When Israeli Danny Eliahu came to New Zealand in the late 1980s, he decided to leave behind his expertise in fashion retailing and instead to introduce us to traditional handmade pita bread.
He and his family arrived in the country in May 1989 and he launched the business in September that year.
Initially Danny, his wife, Hassida and four boys ran the business, Danny's The Real Pita Bread Co.
Today, based in East Tamaki, it is run by his son Yaron, who is the chief operations officer, with a staff of 40 and Danny is semi-retired.
The two men have expended a lot of energy in educating New Zealanders about pita bread.
Danny will go along to The Food Show as the ambassador of the company.
The company website www.pitabread.co.nz has a number or recipes to help consumers with ideas and show them the versatility of pita bread.
"Pita is an ancient bread, made of flour, salt, yeast, a bit of sugar and water," says Yaron.
It has no preservatives so is best kept frozen and then thawed in the toaster.
The entrepreneur remembers early on travelling up to Coromandel to introduce the people of Hahei to pita bread.
He managed to sell some to a local shop up there, and then couldn't find any other takers so he ended up giving his supply away.
He remembers the local children's reaction. "The kids took them and made them look like boxing gloves!"
Today, the pita bread market is worth nearly $11 million a year and Danny's has gone from a 32.5 per cent market share in 2010 to 35.86 per cent in 2011.
It makes a range of pita bread including, white, wholemeal, olive and garlic.
Danny's has expanded to produce a range of pita bread crisps and ready-made falafel.
It supplies restaurants and cafes as well as 300 supermarkets throughout the country with the pita bread.
The food service or restaurant supply side of the business, which includes Nando's as a customer, represents 16.3 per cent of Danny's pita bread market.

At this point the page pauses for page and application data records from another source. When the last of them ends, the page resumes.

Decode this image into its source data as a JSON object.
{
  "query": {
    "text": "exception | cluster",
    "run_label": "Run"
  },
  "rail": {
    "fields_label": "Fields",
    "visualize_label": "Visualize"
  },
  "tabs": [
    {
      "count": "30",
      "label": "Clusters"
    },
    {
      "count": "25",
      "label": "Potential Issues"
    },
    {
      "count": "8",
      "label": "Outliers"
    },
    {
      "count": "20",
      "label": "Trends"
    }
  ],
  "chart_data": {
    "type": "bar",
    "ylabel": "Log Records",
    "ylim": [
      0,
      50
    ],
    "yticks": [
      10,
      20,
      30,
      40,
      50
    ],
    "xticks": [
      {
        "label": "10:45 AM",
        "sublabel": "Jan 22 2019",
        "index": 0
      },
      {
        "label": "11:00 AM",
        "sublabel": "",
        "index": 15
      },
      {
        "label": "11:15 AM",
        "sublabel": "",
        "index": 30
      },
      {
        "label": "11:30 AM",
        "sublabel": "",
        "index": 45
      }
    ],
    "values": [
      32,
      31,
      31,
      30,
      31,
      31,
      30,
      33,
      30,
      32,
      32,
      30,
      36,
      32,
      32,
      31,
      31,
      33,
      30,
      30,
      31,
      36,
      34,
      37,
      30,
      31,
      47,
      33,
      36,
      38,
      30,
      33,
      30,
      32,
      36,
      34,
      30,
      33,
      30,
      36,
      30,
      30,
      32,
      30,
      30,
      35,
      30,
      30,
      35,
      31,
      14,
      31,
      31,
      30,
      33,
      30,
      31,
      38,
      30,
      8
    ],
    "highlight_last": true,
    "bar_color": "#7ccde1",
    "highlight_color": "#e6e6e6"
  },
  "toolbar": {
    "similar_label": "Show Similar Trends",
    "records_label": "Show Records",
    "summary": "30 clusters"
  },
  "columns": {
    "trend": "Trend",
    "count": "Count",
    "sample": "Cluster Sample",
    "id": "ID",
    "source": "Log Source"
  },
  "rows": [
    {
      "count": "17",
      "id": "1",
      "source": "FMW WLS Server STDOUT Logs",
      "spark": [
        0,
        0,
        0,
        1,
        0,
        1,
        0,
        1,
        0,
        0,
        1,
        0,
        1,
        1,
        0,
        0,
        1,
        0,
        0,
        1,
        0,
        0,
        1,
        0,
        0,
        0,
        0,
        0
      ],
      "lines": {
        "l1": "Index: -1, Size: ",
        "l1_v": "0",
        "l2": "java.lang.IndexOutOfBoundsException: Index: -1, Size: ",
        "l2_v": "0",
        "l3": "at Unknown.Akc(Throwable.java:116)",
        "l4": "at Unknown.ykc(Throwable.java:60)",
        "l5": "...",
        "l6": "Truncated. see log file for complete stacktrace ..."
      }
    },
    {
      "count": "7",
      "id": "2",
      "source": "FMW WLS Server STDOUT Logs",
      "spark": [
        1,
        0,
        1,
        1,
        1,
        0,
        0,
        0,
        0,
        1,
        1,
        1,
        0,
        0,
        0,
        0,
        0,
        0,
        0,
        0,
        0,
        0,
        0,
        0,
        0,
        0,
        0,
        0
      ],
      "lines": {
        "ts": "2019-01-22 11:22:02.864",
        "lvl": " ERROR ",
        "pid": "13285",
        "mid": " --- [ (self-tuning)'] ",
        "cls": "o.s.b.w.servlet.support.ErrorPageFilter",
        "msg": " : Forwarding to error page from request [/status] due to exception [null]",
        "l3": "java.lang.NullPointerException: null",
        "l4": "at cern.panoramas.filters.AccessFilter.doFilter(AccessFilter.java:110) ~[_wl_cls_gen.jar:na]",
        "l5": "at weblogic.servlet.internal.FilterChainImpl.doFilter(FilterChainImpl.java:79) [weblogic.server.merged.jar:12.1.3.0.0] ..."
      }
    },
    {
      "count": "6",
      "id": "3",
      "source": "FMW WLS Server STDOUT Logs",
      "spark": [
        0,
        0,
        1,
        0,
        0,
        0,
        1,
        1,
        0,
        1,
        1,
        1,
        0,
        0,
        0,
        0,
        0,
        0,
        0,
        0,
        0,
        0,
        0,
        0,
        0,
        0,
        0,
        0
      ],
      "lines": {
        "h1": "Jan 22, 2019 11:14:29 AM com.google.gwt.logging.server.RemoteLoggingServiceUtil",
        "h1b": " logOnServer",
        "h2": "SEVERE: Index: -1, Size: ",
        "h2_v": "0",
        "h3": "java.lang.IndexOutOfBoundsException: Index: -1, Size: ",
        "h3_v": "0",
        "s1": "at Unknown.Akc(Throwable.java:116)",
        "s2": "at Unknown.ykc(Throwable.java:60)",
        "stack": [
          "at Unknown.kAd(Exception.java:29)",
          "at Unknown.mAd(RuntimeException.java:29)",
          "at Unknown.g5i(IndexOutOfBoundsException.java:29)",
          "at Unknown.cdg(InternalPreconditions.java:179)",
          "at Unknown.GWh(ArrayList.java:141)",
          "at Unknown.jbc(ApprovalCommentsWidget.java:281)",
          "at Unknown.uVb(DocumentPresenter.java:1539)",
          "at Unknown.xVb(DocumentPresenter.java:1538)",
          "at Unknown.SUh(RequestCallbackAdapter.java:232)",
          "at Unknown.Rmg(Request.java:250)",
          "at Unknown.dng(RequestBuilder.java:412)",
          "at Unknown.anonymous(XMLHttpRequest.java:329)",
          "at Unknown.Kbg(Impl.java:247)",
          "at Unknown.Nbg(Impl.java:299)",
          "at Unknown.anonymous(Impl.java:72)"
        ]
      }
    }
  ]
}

The entire line, including falafel, is sold in Foodstuffs supermarkets.
Meanwhile, the father and son are excited about the launch of a new Mediterranean pita bread on October 1 which will be stocked in Foodstuffs' supermarkets initially.
"There is no other product like it," says Yaron.
"Our new product will see that we have more growth from New Zealand," he says.
"If it works the way we are looking for, it will open other markets for us."
More pita crisp flavours are coming too.
Today the business has a turnover of close to $5.4 million.
"I'd like to double it, in the next five years, through new products and new markets," says Yaron.
While Australia is a very tough market, Yaron is contemplating China where he has a good contact.
"China is ruled by the army, you need to get close to the army. If you are in the right place, you will get your way through."
The two men describe the local market as tough and becoming tougher. Although there are eight or nine competitors, the real competition is from home brands such as Signature and Pam's, they say.
Danny's does not offer to make home brands because they have seen other companies kill their own brand line through the home brand.